Parkinson's disease is the second most common degenerative brain disease after dementia. It is caused by a deficiency of an important chemical in the brain called dopamine, a lack of which causes slowness of an individual along with rigidity and tremors of hands and legs. For decades various medications have been used to alleviate the symptoms of Parkinson's disease, aiming at improving the quality of life. But like all other degenerative disorders, this disease also continues to worsen, not only gradually disabling the patient, but also increasing caregiver burden. To know more about this disease and how head trauma can trigger it, we spoke to Dr Ishu Goyal, Associate Consultant, Neurologist, Sir HN Reliance Foundation Hospital. Here is what the expert wants you to know.
Traumatic Brain Injury and Parkinsonism
After the famous American boxer Muhammed Ali suffered from Parkinson's disease at the young age of 42 years, it was highly debated whether Parkinson's disease is related to head injury or not. Many studies were conducted trying to find the correlation between the same but none was conclusive. Some found a positive correlation while others didn't. It has been postulated that repeated injuries may disturb the cortico-basal-thalamic-cortical circuitry which is paramount in maintaining normal body movements. Any disturbance in this physiology may predispose to the development of Parkinsonism. In some cases, like subdural haemorrhage, there may be sudden development of Parkinsonian features owing to direct compression of basal ganglia. The exact mechanism still remains unclear.
Parkinson's disease is conventionally considered to be an 'idiopathic' disorder where in the majority of patients, the cause cannot be determined. However, this concept is slowly becoming obsolete with the recognition that approximately 15% of patients have a positive family history of this disease. There are many genes that are implicated in the development of Parkinson's disease are PARK7, PINK1, LRRK2, SNCA etc. Many more genes are yet to be discovered, hence underlining the importance of the genetic aspect of this disorder.
As the disease progresses, along with worsening of motor symptoms, patients start developing decreased social interaction, progressive cognitive decline, autonomic disturbances in the form of blood pressure abnormalities, urinary dysfunction, and sexual abnormalities. They may also suffer from sensory impairments like visual decline, smell problems, difficulty in colour discrimination, generalized pain and fatigue. Progressive weight loss, malnutrition, decreased appetite, and lack of confidence contribute to the already increasing frailty and general loss of strength. Some of the problems like constipation, depression and sleep disturbances may predate the development of motor symptoms by many years. It is equally important to actively probe for and address these issues for an overall improvement in the quality of life of patients.

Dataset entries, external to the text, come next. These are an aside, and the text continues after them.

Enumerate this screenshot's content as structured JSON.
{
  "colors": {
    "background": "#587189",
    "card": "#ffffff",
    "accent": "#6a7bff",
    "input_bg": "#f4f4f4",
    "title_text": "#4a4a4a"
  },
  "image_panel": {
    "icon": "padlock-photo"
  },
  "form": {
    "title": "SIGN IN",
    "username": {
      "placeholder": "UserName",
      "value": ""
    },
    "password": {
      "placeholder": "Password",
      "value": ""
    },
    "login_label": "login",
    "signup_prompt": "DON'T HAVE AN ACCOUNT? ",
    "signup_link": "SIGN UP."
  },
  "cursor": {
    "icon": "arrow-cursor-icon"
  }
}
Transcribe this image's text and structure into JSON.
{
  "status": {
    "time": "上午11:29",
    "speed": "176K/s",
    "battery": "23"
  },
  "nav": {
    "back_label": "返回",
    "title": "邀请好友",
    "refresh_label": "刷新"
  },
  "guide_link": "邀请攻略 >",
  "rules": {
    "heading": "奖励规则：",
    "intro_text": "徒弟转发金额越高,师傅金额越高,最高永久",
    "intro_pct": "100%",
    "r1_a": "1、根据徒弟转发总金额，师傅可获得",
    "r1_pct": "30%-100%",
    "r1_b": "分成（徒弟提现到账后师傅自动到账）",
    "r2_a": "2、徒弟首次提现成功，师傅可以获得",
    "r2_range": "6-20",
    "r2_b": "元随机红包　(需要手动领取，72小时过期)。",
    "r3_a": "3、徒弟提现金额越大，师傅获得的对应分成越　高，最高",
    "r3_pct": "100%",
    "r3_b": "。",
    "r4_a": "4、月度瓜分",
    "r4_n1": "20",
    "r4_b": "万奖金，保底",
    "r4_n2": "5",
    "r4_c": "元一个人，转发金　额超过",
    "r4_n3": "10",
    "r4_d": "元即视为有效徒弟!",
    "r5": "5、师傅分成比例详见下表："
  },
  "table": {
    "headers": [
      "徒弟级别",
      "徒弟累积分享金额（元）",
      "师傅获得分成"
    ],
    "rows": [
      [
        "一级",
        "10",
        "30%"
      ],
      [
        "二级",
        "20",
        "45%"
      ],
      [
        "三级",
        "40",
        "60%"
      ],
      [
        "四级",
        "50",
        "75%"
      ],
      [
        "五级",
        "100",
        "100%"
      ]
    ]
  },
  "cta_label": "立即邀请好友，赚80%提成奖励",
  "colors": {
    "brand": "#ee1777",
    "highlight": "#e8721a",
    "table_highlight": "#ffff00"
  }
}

The diagnosis of Parkinson's disease is mostly clinical and depends on the expertise of the clinician. The cardinal features of Parkinson's disease are quite typical and can seldom be missed by an experienced eye. However, sometimes the clinical signs and symptoms of the disease may be complicated by concomitant long-term use of certain drugs like antidepressants, and gastric medications like lesuride which produce Parkinsonian clinical scenarios. A careful drug history is thus important to discern the cause of Parkinson's disease. Often, overlap can be seen between typical and atypical variants of Parkinson's disease and in the initial stage of the disease, reaching an accurate diagnosis may be difficult. In such cases, Fluoro-dopa or Dopa-Pet scan may be helpful which gives a clue about specific patterns of tracer uptake, thus hinting towards diagnosis.
Parkinson's disease although a progressive and uncurable disorder, still is treatable by available medications, with the help of which, a significant improvement in quality of life can be achieved.